HYGGE (pronounced somewhere between HOO-guh and HEW-guh) is the Danish word for a sort of mindful coziness. Now, I’m a word geek who absolutely loves things like etymology (the history of words and their meanings), and the background of the current Danish word is fascinating. The word hygge derives from an old Norse word that is about comforting, and is related to the Old German word that came over into English as “hug”. Kind of fun to know, especially when you are trying to get a handle on the concept.
If you are interested in incorporating hygge into your life this year (as a way of slower, cozier living, even if it’s just during the winter), then here are three concrete tips that will help you to get started:
First, tidy up a bit. Maybe you have been binge-watching Marie Kondo’s “Tidying Up” on Netflix, or have read her book, The Life-Changing Magic of Tidying Up, in which case this idea may already be on your radar. Or perhaps you read my earlier blog posts about decluttering, including this one from the end of October entitled “Creating Space for Abundance.” I’m not telling you to get rid of your favorite things (those stay!) or to clear your bookcases (heaven forbid — though weeding out those books that you don’t like or that make you feel bad about not loving them is a great idea). But having a bit less stuff allows abundance into your life, and also allows you to relax so that you can feel a sense of hygge.

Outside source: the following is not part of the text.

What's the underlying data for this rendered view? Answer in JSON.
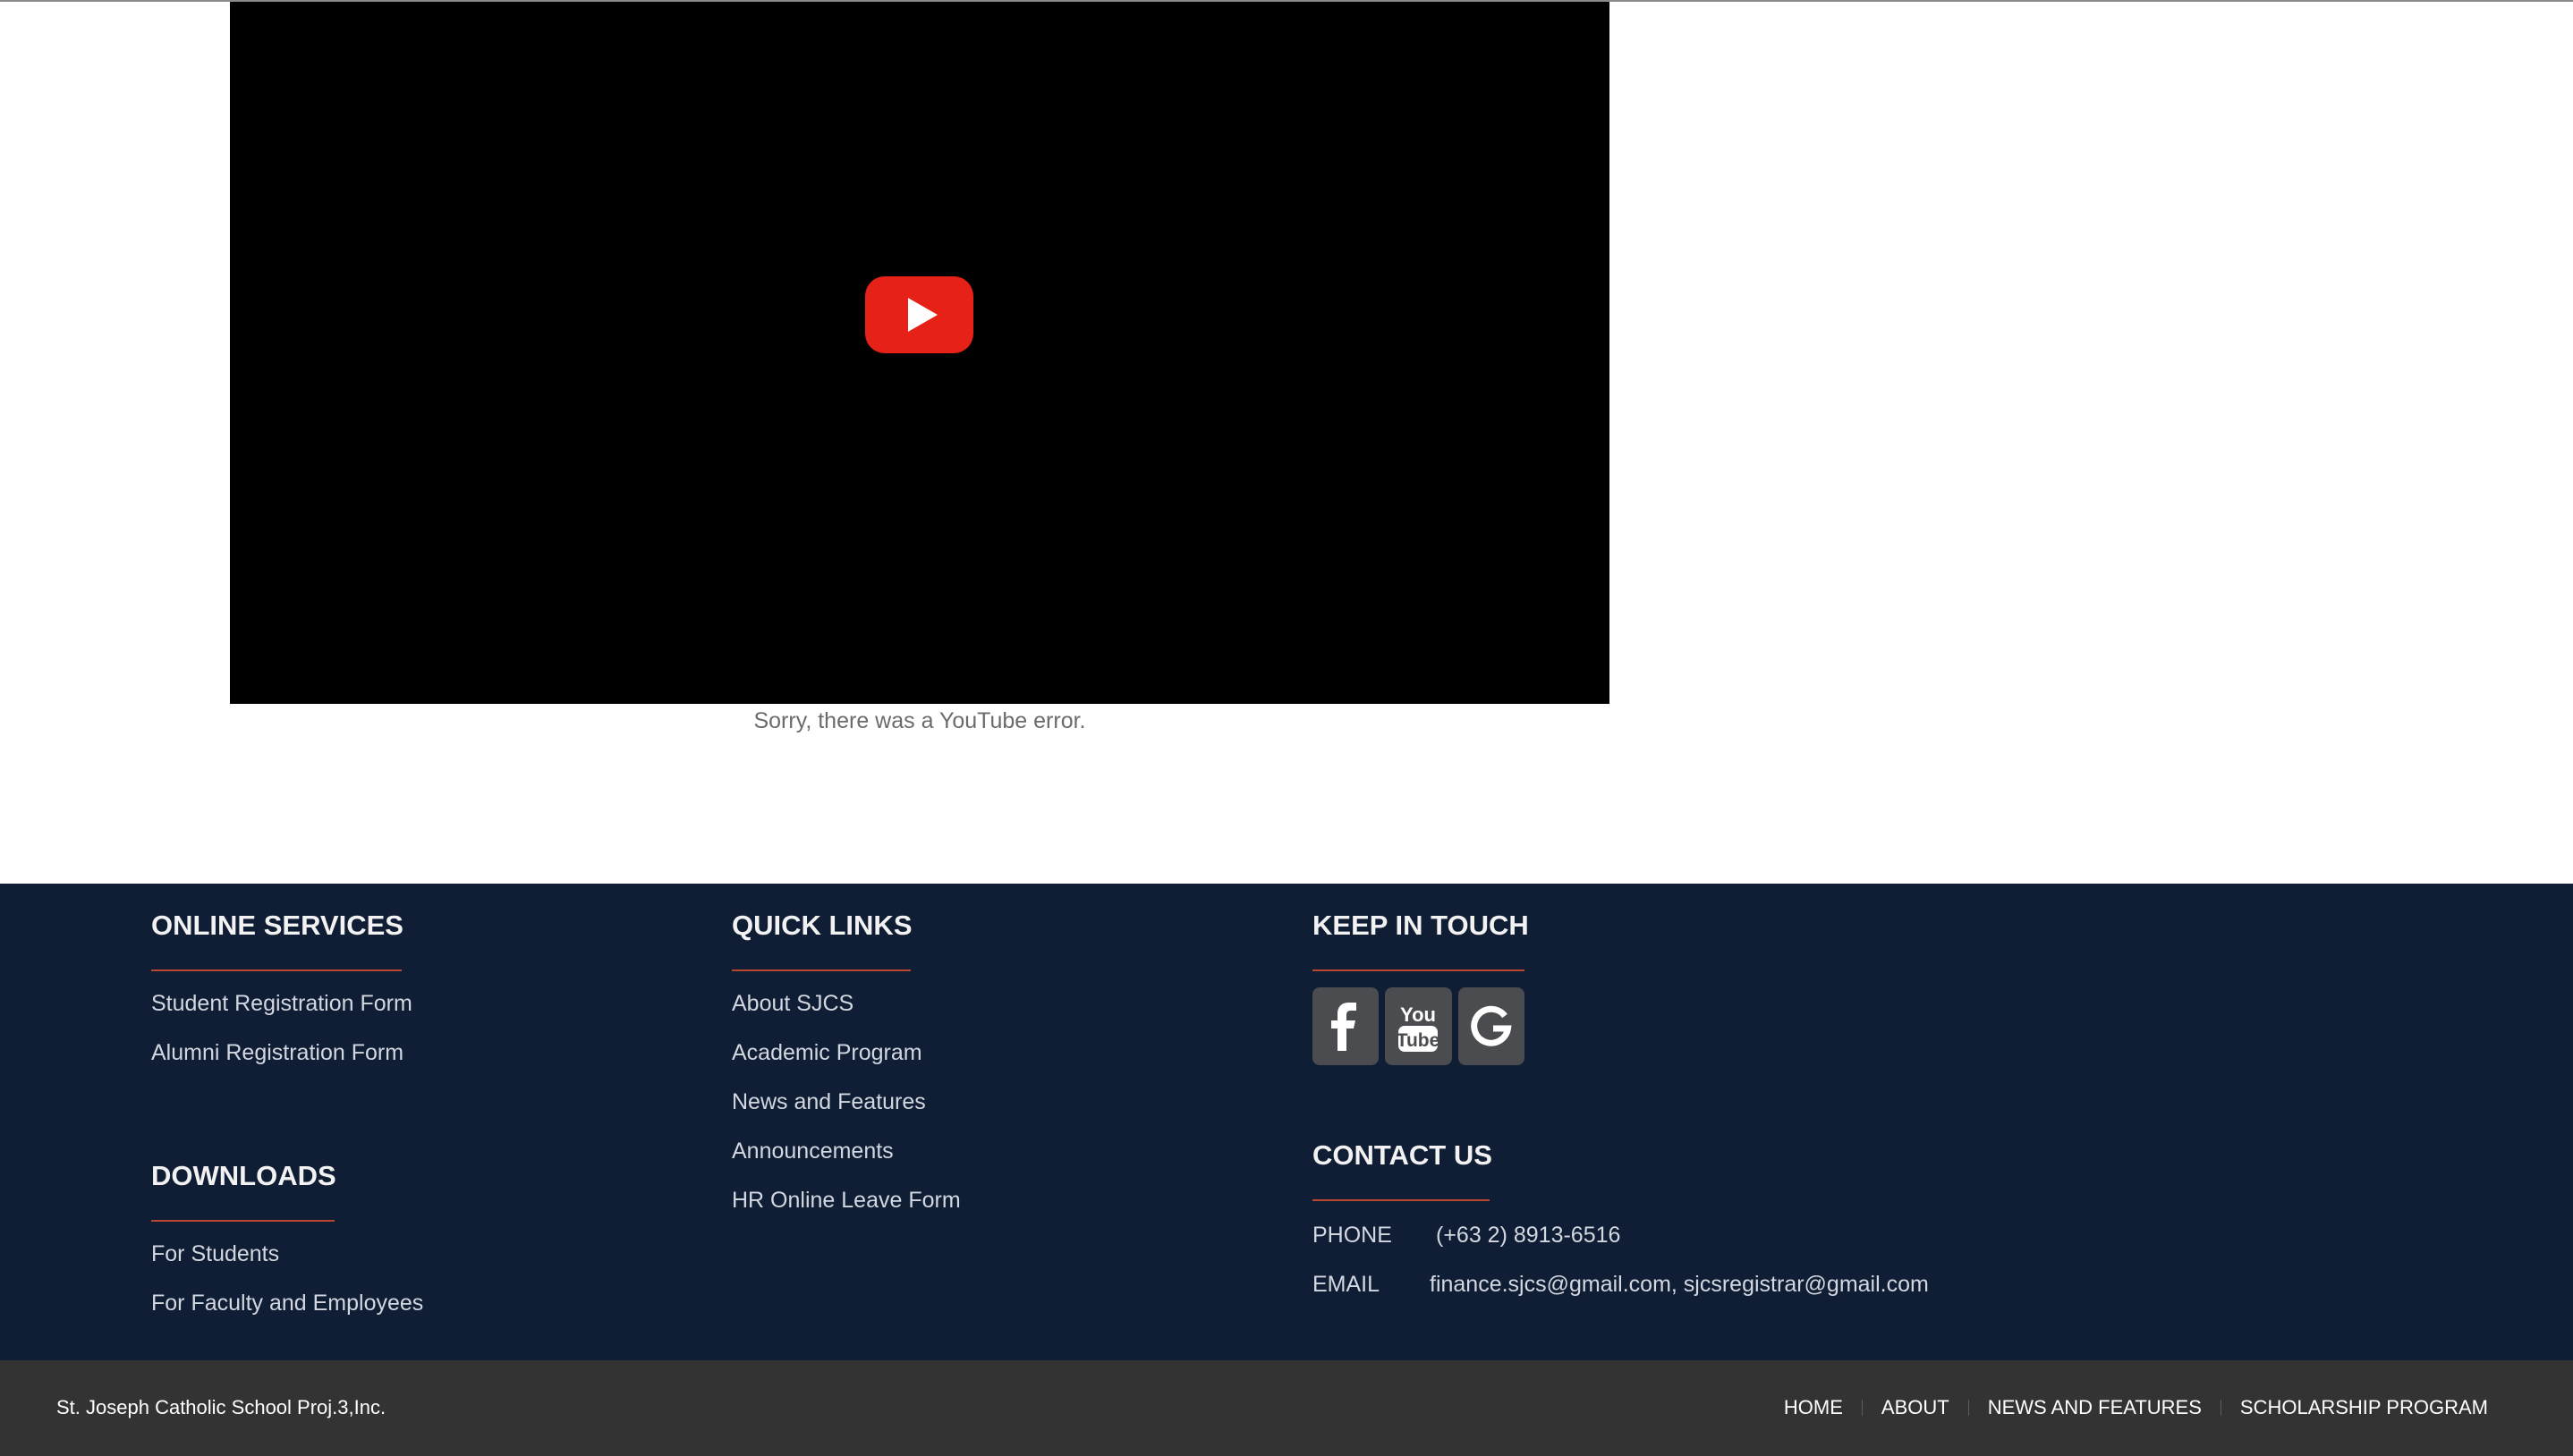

One tip that works super well, and that has helped some friends of mine as well, is to find one space in each room to keep clear and tidy, to give your eye a place to rest. It helps even if it is a small piece of furniture, but it’s super soothing if it’s the largest thing in the room. For instance, a made bed in a bedroom (without stuff piled all over it) gives your eye a place to rest. And as Navy Seal Admiral McRaven says in this speech (which has gone viral and also become a small book), it will give you a sense of purpose and achievement. If you can keep the dining table clear, the dining room will seem okay. Same goes for the island in your kitchen, or at least a stretch of countertop.
Second, organize your stuff. If you have massive piles of books all over the place, consider obtaining a bookcase and corralling those books in one place. If you (like me) have Serious Paper Issues involving mail and articles that you intend to read but haven’t gotten to yet, figure out (a) where to keep them and (b) if there is an organizational device that would work for you. For some people, a set of mail bins is super helpful; others prefer a few folders; still others are fond of binder clips, or boxes, or a file system.

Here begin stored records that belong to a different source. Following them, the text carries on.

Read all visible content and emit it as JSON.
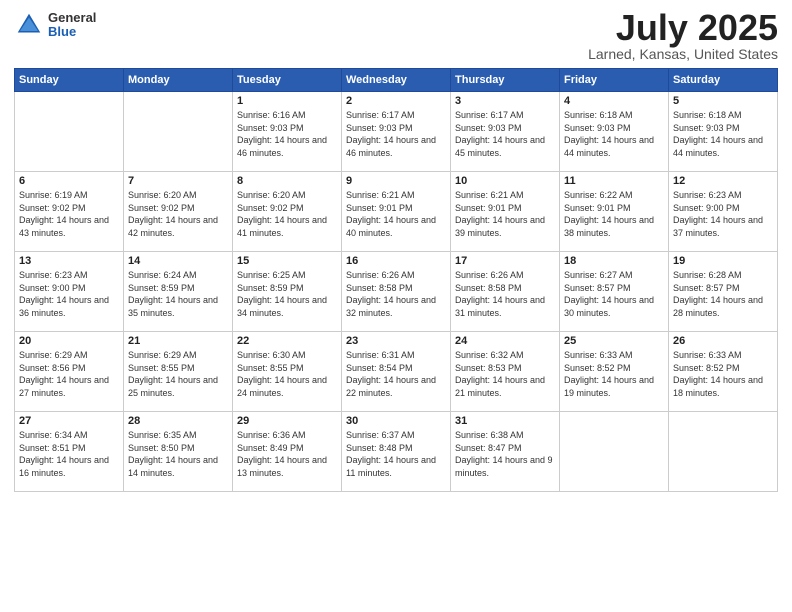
{
  "logo": {
    "general": "General",
    "blue": "Blue"
  },
  "title": {
    "month_year": "July 2025",
    "location": "Larned, Kansas, United States"
  },
  "weekdays": [
    "Sunday",
    "Monday",
    "Tuesday",
    "Wednesday",
    "Thursday",
    "Friday",
    "Saturday"
  ],
  "weeks": [
    [
      {
        "date": "",
        "sunrise": "",
        "sunset": "",
        "daylight": ""
      },
      {
        "date": "",
        "sunrise": "",
        "sunset": "",
        "daylight": ""
      },
      {
        "date": "1",
        "sunrise": "Sunrise: 6:16 AM",
        "sunset": "Sunset: 9:03 PM",
        "daylight": "Daylight: 14 hours and 46 minutes."
      },
      {
        "date": "2",
        "sunrise": "Sunrise: 6:17 AM",
        "sunset": "Sunset: 9:03 PM",
        "daylight": "Daylight: 14 hours and 46 minutes."
      },
      {
        "date": "3",
        "sunrise": "Sunrise: 6:17 AM",
        "sunset": "Sunset: 9:03 PM",
        "daylight": "Daylight: 14 hours and 45 minutes."
      },
      {
        "date": "4",
        "sunrise": "Sunrise: 6:18 AM",
        "sunset": "Sunset: 9:03 PM",
        "daylight": "Daylight: 14 hours and 44 minutes."
      },
      {
        "date": "5",
        "sunrise": "Sunrise: 6:18 AM",
        "sunset": "Sunset: 9:03 PM",
        "daylight": "Daylight: 14 hours and 44 minutes."
      }
    ],
    [
      {
        "date": "6",
        "sunrise": "Sunrise: 6:19 AM",
        "sunset": "Sunset: 9:02 PM",
        "daylight": "Daylight: 14 hours and 43 minutes."
      },
      {
        "date": "7",
        "sunrise": "Sunrise: 6:20 AM",
        "sunset": "Sunset: 9:02 PM",
        "daylight": "Daylight: 14 hours and 42 minutes."
      },
      {
        "date": "8",
        "sunrise": "Sunrise: 6:20 AM",
        "sunset": "Sunset: 9:02 PM",
        "daylight": "Daylight: 14 hours and 41 minutes."
      },
      {
        "date": "9",
        "sunrise": "Sunrise: 6:21 AM",
        "sunset": "Sunset: 9:01 PM",
        "daylight": "Daylight: 14 hours and 40 minutes."
      },
      {
        "date": "10",
        "sunrise": "Sunrise: 6:21 AM",
        "sunset": "Sunset: 9:01 PM",
        "daylight": "Daylight: 14 hours and 39 minutes."
      },
      {
        "date": "11",
        "sunrise": "Sunrise: 6:22 AM",
        "sunset": "Sunset: 9:01 PM",
        "daylight": "Daylight: 14 hours and 38 minutes."
      },
      {
        "date": "12",
        "sunrise": "Sunrise: 6:23 AM",
        "sunset": "Sunset: 9:00 PM",
        "daylight": "Daylight: 14 hours and 37 minutes."
      }
    ],
    [
      {
        "date": "13",
        "sunrise": "Sunrise: 6:23 AM",
        "sunset": "Sunset: 9:00 PM",
        "daylight": "Daylight: 14 hours and 36 minutes."
      },
      {
        "date": "14",
        "sunrise": "Sunrise: 6:24 AM",
        "sunset": "Sunset: 8:59 PM",
        "daylight": "Daylight: 14 hours and 35 minutes."
      },
      {
        "date": "15",
        "sunrise": "Sunrise: 6:25 AM",
        "sunset": "Sunset: 8:59 PM",
        "daylight": "Daylight: 14 hours and 34 minutes."
      },
      {
        "date": "16",
        "sunrise": "Sunrise: 6:26 AM",
        "sunset": "Sunset: 8:58 PM",
        "daylight": "Daylight: 14 hours and 32 minutes."
      },
      {
        "date": "17",
        "sunrise": "Sunrise: 6:26 AM",
        "sunset": "Sunset: 8:58 PM",
        "daylight": "Daylight: 14 hours and 31 minutes."
      },
      {
        "date": "18",
        "sunrise": "Sunrise: 6:27 AM",
        "sunset": "Sunset: 8:57 PM",
        "daylight": "Daylight: 14 hours and 30 minutes."
      },
      {
        "date": "19",
        "sunrise": "Sunrise: 6:28 AM",
        "sunset": "Sunset: 8:57 PM",
        "daylight": "Daylight: 14 hours and 28 minutes."
      }
    ],
    [
      {
        "date": "20",
        "sunrise": "Sunrise: 6:29 AM",
        "sunset": "Sunset: 8:56 PM",
        "daylight": "Daylight: 14 hours and 27 minutes."
      },
      {
        "date": "21",
        "sunrise": "Sunrise: 6:29 AM",
        "sunset": "Sunset: 8:55 PM",
        "daylight": "Daylight: 14 hours and 25 minutes."
      },
      {
        "date": "22",
        "sunrise": "Sunrise: 6:30 AM",
        "sunset": "Sunset: 8:55 PM",
        "daylight": "Daylight: 14 hours and 24 minutes."
      },
      {
        "date": "23",
        "sunrise": "Sunrise: 6:31 AM",
        "sunset": "Sunset: 8:54 PM",
        "daylight": "Daylight: 14 hours and 22 minutes."
      },
      {
        "date": "24",
        "sunrise": "Sunrise: 6:32 AM",
        "sunset": "Sunset: 8:53 PM",
        "daylight": "Daylight: 14 hours and 21 minutes."
      },
      {
        "date": "25",
        "sunrise": "Sunrise: 6:33 AM",
        "sunset": "Sunset: 8:52 PM",
        "daylight": "Daylight: 14 hours and 19 minutes."
      },
      {
        "date": "26",
        "sunrise": "Sunrise: 6:33 AM",
        "sunset": "Sunset: 8:52 PM",
        "daylight": "Daylight: 14 hours and 18 minutes."
      }
    ],
    [
      {
        "date": "27",
        "sunrise": "Sunrise: 6:34 AM",
        "sunset": "Sunset: 8:51 PM",
        "daylight": "Daylight: 14 hours and 16 minutes."
      },
      {
        "date": "28",
        "sunrise": "Sunrise: 6:35 AM",
        "sunset": "Sunset: 8:50 PM",
        "daylight": "Daylight: 14 hours and 14 minutes."
      },
      {
        "date": "29",
        "sunrise": "Sunrise: 6:36 AM",
        "sunset": "Sunset: 8:49 PM",
        "daylight": "Daylight: 14 hours and 13 minutes."
      },
      {
        "date": "30",
        "sunrise": "Sunrise: 6:37 AM",
        "sunset": "Sunset: 8:48 PM",
        "daylight": "Daylight: 14 hours and 11 minutes."
      },
      {
        "date": "31",
        "sunrise": "Sunrise: 6:38 AM",
        "sunset": "Sunset: 8:47 PM",
        "daylight": "Daylight: 14 hours and 9 minutes."
      },
      {
        "date": "",
        "sunrise": "",
        "sunset": "",
        "daylight": ""
      },
      {
        "date": "",
        "sunrise": "",
        "sunset": "",
        "daylight": ""
      }
    ]
  ]
}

Quite seriously, I’m best with piling stuff in one place on my desk and scheduling time to go through it each week, then filing the stuff I need to keep and recycling everything else. And I would argue that forking out a lot of money on boxes, baskets, bins, and folders that just contribute to your stress and/or clutter level makes no sense (no matter how tempting those Container Store catalogs look, if you won’t actually use the things you buy, you will just end up with more stuff to manage).